• [Problem to solve] Identify every line in the records below that contains the word "title", and reproduce each one.

• [Data listing]

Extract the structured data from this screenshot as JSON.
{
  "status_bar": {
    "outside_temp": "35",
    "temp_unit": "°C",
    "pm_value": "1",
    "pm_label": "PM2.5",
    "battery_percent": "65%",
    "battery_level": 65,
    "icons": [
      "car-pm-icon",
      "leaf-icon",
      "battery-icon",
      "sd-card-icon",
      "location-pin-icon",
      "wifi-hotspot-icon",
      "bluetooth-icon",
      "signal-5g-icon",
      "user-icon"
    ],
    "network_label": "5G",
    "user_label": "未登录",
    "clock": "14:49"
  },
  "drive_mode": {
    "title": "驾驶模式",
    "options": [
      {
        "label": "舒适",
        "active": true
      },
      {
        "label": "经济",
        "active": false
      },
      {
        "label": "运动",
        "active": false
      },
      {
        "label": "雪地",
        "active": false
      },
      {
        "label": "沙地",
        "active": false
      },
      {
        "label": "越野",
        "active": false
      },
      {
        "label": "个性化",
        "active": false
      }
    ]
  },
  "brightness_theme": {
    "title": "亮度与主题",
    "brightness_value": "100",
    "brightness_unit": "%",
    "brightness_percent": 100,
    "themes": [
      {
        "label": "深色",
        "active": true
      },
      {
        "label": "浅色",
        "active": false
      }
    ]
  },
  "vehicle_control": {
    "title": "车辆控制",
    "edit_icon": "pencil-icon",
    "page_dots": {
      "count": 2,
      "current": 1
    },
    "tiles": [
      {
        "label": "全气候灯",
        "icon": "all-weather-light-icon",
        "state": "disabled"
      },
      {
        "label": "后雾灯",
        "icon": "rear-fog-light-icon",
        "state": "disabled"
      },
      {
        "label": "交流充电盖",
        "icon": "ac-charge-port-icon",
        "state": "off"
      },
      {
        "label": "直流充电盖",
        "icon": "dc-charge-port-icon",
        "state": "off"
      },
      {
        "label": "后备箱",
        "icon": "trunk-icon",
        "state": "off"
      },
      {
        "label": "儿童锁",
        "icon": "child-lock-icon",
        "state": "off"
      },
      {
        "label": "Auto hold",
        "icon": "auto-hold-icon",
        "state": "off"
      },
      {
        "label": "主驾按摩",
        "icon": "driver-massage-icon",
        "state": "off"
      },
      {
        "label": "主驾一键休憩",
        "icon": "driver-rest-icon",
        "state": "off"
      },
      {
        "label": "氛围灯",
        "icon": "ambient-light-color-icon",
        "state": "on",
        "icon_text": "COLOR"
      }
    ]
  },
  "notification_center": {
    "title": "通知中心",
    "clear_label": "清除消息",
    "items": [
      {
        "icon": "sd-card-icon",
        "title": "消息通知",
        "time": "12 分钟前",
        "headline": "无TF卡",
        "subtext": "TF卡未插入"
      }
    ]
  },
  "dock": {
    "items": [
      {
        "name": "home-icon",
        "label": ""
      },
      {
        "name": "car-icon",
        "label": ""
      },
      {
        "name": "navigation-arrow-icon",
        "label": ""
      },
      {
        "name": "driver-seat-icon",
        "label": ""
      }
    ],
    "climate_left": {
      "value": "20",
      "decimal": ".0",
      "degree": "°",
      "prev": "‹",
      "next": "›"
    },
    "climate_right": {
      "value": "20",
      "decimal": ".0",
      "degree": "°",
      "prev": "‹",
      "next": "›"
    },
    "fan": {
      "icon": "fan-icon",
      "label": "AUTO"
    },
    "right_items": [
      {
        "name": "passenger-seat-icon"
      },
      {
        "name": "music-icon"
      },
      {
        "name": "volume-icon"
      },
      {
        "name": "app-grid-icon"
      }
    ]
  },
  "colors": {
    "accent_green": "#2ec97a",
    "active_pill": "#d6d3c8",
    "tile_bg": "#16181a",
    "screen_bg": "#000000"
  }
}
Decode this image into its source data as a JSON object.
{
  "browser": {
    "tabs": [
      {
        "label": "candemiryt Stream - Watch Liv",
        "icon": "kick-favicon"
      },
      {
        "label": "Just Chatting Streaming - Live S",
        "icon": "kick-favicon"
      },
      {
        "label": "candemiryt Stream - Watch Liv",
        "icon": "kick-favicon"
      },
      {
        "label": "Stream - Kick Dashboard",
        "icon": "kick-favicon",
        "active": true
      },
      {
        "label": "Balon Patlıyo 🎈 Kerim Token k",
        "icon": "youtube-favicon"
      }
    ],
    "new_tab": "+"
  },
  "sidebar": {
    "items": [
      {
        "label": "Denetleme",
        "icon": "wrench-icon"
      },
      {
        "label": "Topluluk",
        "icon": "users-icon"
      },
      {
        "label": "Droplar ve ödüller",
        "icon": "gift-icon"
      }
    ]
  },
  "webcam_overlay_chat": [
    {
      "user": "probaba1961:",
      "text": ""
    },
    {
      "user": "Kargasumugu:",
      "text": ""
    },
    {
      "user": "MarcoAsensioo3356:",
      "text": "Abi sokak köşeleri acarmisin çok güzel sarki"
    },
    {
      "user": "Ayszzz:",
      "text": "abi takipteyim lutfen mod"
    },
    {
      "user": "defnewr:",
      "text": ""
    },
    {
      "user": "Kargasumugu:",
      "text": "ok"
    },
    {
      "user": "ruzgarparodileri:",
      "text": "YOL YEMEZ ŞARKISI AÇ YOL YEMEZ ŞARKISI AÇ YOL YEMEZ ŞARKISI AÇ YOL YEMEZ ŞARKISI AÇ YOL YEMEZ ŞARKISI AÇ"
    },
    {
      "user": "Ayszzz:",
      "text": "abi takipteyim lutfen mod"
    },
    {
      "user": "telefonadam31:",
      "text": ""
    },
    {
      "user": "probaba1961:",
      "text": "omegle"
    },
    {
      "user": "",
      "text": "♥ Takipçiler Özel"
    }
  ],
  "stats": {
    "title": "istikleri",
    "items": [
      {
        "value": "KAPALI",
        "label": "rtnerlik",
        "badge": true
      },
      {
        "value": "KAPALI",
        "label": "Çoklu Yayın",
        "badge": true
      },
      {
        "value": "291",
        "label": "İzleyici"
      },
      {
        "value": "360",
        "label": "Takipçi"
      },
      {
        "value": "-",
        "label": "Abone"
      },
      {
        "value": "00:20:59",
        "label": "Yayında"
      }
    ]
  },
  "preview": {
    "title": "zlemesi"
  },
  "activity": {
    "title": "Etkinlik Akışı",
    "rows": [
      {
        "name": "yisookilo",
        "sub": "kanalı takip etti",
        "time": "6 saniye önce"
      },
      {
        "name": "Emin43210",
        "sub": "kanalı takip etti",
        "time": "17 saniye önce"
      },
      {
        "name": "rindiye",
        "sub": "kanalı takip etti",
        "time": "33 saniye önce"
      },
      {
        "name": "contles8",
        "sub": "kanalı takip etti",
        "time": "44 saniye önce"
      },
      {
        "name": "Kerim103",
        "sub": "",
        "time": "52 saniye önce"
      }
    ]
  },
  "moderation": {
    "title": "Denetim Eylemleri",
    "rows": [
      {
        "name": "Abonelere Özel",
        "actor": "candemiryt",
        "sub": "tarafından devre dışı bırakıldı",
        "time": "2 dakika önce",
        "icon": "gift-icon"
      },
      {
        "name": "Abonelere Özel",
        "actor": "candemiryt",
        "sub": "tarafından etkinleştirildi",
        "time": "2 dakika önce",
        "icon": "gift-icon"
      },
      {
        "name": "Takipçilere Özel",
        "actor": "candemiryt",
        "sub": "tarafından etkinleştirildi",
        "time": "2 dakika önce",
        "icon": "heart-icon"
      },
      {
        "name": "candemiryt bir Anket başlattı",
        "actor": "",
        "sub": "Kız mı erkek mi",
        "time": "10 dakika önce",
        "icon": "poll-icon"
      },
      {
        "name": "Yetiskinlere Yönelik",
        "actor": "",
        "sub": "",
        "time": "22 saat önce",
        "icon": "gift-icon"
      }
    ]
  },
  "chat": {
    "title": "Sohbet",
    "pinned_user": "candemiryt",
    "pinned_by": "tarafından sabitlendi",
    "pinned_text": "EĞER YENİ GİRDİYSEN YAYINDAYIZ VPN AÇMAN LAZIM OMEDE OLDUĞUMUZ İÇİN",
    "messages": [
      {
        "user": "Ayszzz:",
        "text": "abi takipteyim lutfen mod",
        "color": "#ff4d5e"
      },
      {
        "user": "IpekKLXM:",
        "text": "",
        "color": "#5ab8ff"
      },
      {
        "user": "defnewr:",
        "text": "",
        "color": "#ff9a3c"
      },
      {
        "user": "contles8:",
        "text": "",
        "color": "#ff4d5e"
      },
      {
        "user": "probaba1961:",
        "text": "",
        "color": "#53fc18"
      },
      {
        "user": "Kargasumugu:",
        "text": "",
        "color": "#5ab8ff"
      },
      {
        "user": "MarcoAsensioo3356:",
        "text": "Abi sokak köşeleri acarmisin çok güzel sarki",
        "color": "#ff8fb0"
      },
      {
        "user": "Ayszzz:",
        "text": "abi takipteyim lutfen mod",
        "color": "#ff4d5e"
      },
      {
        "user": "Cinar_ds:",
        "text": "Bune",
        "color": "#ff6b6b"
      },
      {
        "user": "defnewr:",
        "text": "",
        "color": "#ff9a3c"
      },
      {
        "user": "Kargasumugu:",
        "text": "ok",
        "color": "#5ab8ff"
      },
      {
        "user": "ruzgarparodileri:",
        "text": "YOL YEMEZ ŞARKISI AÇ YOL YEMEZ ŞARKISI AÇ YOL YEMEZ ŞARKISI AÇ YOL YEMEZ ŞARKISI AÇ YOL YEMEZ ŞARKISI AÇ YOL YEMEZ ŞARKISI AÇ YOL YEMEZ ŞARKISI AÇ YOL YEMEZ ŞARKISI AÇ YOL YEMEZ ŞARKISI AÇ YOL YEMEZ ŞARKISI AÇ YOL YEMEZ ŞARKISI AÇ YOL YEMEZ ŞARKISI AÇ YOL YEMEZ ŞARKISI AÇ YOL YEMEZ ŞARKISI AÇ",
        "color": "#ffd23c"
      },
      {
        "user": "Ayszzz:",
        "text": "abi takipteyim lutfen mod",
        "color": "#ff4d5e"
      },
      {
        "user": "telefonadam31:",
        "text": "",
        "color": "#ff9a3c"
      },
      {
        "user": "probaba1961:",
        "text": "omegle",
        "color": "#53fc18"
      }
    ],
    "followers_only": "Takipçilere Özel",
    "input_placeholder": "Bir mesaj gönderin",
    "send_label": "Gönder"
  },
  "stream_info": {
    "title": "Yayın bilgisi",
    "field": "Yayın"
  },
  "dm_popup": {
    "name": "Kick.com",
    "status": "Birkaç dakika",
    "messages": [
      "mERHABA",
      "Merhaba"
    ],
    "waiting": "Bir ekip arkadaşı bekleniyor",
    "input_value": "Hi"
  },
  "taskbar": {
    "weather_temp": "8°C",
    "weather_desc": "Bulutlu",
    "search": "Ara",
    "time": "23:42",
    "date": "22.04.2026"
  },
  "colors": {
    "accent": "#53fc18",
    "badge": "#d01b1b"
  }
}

• [Answer box]
    "title": "驾驶模式",
    "title": "亮度与主题",
    "title": "车辆控制",
    "title": "通知中心",
        "title": "消息通知",
    "title": "istikleri",
    "title": "zlemesi"
    "title": "Etkinlik Akışı",
    "title": "Denetim Eylemleri",
    "title": "Sohbet",
    "title": "Yayın bilgisi",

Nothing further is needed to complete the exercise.